Without changing a single character, copy every record below.
+++ Data provided +++
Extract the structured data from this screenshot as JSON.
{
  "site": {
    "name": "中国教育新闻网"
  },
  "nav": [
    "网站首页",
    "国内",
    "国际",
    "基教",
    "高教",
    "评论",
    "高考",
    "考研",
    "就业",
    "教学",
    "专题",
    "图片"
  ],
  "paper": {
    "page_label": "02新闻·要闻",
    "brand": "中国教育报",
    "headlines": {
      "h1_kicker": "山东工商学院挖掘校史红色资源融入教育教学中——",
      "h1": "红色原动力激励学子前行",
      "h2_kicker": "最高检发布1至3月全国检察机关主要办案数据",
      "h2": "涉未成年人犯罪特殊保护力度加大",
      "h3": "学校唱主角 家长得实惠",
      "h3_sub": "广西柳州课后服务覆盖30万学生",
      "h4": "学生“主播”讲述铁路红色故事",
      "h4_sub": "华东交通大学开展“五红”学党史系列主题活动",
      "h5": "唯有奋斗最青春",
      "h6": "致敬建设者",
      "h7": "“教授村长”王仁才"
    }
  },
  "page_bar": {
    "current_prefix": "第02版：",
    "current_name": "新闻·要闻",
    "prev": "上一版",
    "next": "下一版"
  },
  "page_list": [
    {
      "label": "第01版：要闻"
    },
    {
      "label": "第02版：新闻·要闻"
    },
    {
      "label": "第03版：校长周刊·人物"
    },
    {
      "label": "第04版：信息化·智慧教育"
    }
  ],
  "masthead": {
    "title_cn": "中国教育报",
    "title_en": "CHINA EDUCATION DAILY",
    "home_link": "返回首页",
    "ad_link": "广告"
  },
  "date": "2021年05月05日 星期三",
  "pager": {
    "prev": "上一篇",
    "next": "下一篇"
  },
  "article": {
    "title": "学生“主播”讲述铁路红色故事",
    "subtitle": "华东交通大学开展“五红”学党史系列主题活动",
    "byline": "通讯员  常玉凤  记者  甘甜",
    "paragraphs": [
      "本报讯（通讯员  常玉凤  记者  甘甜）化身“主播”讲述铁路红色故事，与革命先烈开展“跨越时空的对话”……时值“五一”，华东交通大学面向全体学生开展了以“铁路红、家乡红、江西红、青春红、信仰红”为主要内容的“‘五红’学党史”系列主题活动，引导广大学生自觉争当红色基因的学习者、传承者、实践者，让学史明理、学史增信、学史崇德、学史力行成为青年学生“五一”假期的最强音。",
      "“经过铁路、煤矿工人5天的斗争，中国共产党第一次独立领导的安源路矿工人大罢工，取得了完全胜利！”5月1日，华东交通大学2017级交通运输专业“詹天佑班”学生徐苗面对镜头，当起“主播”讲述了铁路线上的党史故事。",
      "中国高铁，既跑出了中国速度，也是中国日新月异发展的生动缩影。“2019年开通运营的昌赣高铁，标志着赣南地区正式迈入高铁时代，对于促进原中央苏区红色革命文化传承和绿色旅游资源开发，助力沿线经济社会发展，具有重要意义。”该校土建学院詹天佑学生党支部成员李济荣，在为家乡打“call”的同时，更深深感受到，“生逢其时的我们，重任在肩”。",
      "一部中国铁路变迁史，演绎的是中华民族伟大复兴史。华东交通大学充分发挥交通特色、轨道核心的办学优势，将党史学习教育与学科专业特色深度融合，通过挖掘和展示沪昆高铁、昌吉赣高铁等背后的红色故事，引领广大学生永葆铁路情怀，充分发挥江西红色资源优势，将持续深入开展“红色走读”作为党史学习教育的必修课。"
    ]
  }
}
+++
Result:
Extract the structured data from this screenshot as JSON.
{
  "site": {
    "name": "中国教育新闻网"
  },
  "nav": [
    "网站首页",
    "国内",
    "国际",
    "基教",
    "高教",
    "评论",
    "高考",
    "考研",
    "就业",
    "教学",
    "专题",
    "图片"
  ],
  "paper": {
    "page_label": "02新闻·要闻",
    "brand": "中国教育报",
    "headlines": {
      "h1_kicker": "山东工商学院挖掘校史红色资源融入教育教学中——",
      "h1": "红色原动力激励学子前行",
      "h2_kicker": "最高检发布1至3月全国检察机关主要办案数据",
      "h2": "涉未成年人犯罪特殊保护力度加大",
      "h3": "学校唱主角 家长得实惠",
      "h3_sub": "广西柳州课后服务覆盖30万学生",
      "h4": "学生“主播”讲述铁路红色故事",
      "h4_sub": "华东交通大学开展“五红”学党史系列主题活动",
      "h5": "唯有奋斗最青春",
      "h6": "致敬建设者",
      "h7": "“教授村长”王仁才"
    }
  },
  "page_bar": {
    "current_prefix": "第02版：",
    "current_name": "新闻·要闻",
    "prev": "上一版",
    "next": "下一版"
  },
  "page_list": [
    {
      "label": "第01版：要闻"
    },
    {
      "label": "第02版：新闻·要闻"
    },
    {
      "label": "第03版：校长周刊·人物"
    },
    {
      "label": "第04版：信息化·智慧教育"
    }
  ],
  "masthead": {
    "title_cn": "中国教育报",
    "title_en": "CHINA EDUCATION DAILY",
    "home_link": "返回首页",
    "ad_link": "广告"
  },
  "date": "2021年05月05日 星期三",
  "pager": {
    "prev": "上一篇",
    "next": "下一篇"
  },
  "article": {
    "title": "学生“主播”讲述铁路红色故事",
    "subtitle": "华东交通大学开展“五红”学党史系列主题活动",
    "byline": "通讯员  常玉凤  记者  甘甜",
    "paragraphs": [
      "本报讯（通讯员  常玉凤  记者  甘甜）化身“主播”讲述铁路红色故事，与革命先烈开展“跨越时空的对话”……时值“五一”，华东交通大学面向全体学生开展了以“铁路红、家乡红、江西红、青春红、信仰红”为主要内容的“‘五红’学党史”系列主题活动，引导广大学生自觉争当红色基因的学习者、传承者、实践者，让学史明理、学史增信、学史崇德、学史力行成为青年学生“五一”假期的最强音。",
      "“经过铁路、煤矿工人5天的斗争，中国共产党第一次独立领导的安源路矿工人大罢工，取得了完全胜利！”5月1日，华东交通大学2017级交通运输专业“詹天佑班”学生徐苗面对镜头，当起“主播”讲述了铁路线上的党史故事。",
      "中国高铁，既跑出了中国速度，也是中国日新月异发展的生动缩影。“2019年开通运营的昌赣高铁，标志着赣南地区正式迈入高铁时代，对于促进原中央苏区红色革命文化传承和绿色旅游资源开发，助力沿线经济社会发展，具有重要意义。”该校土建学院詹天佑学生党支部成员李济荣，在为家乡打“call”的同时，更深深感受到，“生逢其时的我们，重任在肩”。",
      "一部中国铁路变迁史，演绎的是中华民族伟大复兴史。华东交通大学充分发挥交通特色、轨道核心的办学优势，将党史学习教育与学科专业特色深度融合，通过挖掘和展示沪昆高铁、昌吉赣高铁等背后的红色故事，引领广大学生永葆铁路情怀，充分发挥江西红色资源优势，将持续深入开展“红色走读”作为党史学习教育的必修课。"
    ]
  }
}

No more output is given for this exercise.